If your own insurance policy is not enough to cover the costs and personal injury costs of the accident, approaching a personal injury lawyer to file a personal injury lawsuit might be a wise next step to building a strong case for compensation. For instance, while many drivers opt for the mandated $30,000 bodily injury coverage, there are instances where the medical costs can surpass this. Similarly, the cost of a new vehicle may surpass the liability coverage the impacted driver currently has. In this case, uninsured motorist coverage can help to bridge that gap.

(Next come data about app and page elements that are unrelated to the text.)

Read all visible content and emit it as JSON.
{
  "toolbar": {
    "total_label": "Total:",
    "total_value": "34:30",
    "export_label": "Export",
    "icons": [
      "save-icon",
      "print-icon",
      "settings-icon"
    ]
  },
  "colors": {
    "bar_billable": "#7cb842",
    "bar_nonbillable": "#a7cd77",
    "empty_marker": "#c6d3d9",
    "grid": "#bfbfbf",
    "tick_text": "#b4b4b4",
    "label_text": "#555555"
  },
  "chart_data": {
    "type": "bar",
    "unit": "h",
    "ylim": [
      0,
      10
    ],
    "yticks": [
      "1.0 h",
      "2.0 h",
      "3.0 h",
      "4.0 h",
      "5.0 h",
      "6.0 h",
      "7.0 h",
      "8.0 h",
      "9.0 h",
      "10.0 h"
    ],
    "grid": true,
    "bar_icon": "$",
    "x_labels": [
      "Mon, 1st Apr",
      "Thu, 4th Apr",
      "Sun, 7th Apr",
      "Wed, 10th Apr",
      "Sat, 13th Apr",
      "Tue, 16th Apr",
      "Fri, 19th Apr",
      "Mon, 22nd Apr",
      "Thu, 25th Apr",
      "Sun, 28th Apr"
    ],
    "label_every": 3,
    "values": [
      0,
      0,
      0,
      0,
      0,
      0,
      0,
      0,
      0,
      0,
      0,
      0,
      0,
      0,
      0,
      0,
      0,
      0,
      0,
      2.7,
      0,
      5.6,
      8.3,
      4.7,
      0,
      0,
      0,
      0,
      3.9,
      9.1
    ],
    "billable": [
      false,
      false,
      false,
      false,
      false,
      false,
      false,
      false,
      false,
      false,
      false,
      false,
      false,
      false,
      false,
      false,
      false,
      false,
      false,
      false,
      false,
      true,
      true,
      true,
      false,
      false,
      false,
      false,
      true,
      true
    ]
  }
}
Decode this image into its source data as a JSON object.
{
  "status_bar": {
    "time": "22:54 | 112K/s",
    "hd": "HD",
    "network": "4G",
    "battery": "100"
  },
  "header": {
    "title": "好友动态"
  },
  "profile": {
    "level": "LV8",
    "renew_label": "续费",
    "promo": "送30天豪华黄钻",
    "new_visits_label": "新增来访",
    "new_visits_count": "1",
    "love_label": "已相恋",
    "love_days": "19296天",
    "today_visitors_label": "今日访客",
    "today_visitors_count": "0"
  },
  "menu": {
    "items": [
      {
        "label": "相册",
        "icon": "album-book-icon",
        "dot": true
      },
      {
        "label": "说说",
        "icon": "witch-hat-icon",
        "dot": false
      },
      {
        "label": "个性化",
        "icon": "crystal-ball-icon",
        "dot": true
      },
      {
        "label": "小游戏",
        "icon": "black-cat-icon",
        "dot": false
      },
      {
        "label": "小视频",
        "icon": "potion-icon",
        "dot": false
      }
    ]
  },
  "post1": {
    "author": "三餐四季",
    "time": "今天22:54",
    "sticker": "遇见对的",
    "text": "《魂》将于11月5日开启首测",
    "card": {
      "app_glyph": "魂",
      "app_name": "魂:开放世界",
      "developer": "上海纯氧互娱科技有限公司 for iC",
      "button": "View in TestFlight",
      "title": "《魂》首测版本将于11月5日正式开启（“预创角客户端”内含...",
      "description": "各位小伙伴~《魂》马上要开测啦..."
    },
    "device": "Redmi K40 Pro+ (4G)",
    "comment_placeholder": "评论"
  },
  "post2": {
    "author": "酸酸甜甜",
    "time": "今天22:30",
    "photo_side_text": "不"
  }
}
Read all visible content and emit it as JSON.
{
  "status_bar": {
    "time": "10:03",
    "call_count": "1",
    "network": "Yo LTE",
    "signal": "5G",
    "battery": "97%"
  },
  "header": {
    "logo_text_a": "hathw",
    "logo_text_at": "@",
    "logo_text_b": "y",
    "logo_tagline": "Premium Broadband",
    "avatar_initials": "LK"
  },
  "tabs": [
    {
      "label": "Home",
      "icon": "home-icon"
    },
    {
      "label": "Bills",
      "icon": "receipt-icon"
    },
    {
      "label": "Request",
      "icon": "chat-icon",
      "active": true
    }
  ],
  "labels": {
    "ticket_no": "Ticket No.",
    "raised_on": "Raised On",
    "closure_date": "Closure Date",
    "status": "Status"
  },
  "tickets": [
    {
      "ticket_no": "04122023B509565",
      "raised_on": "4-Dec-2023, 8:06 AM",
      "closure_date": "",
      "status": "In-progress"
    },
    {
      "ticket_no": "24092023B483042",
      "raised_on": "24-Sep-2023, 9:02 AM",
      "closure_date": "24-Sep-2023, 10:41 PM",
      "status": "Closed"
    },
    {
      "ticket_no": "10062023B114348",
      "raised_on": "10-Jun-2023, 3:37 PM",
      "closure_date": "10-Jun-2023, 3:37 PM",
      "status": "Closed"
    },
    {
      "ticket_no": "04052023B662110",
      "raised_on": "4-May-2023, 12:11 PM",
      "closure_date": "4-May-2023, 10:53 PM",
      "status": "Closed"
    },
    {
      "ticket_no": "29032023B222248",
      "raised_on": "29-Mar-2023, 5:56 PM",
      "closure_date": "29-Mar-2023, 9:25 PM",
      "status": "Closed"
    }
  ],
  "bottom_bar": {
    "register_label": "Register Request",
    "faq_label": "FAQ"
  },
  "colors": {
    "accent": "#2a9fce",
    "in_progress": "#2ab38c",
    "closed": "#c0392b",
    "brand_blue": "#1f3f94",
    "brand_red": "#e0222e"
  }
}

While it is not included in the standard insurance package, recent legislation in Maryland now requires car insurers in Maryland to offer enhanced underinsured motorist (EUIM) coverage as an alternative to traditional underinsured motorist (UM) coverage. This coverage allows the driver to recover compensation from their own policy and the at-fault party’s coverage without it being reduced by the other party’s policy. This enables stacking. However, drivers don’t need to purchase this package.
Read about FVF Law Firm’s case in Texas reasserting that UIM insurers in Texas must treat insured’s fairly.
Time Limits for Uninsured Motorist Claims
Section 5-101 of the Maryland Code stipulates that a civil action must be filed within three years from the date the cause of action occurred. The exception to this rule is where a different statute of limitations is specified. However, the courts have been witnessing the filing of claims well out of the time limitations. For instance, the case of Nationwide Mutual Insurance Co. v. Shilling (2016) saw an insured driver file for additional motorist benefits from her insurance company after receiving medical care after the accident occurred in 2011.
The court ultimately maintained that the statute of limitations in an underinsured motorist claim would run when the insurer denies the insured’s underinsured motorist benefits claim. Since the claimant requested the benefits in 2015 and filed in 2016, she was deemed to be within the statute of limitations and entitled to file her claim.
So, while there is protection in place for drivers against uninsured motorists, the real change will come in establishing avenues to reduce the number of uninsured motorists and expand the coverage for drivers who opt for uninsured motorist insurance policies.
Guest Post from FVF Law Firm, Austin, Texas
FVF personal injury law firm believes it matters why we practice law: to make sure good people in unfair circumstances who want reasonable options are taken seriously, especially by their attorney. Dedicated to education, transparency, and putting our clients first, we aim to redefine what it means to practice injury law.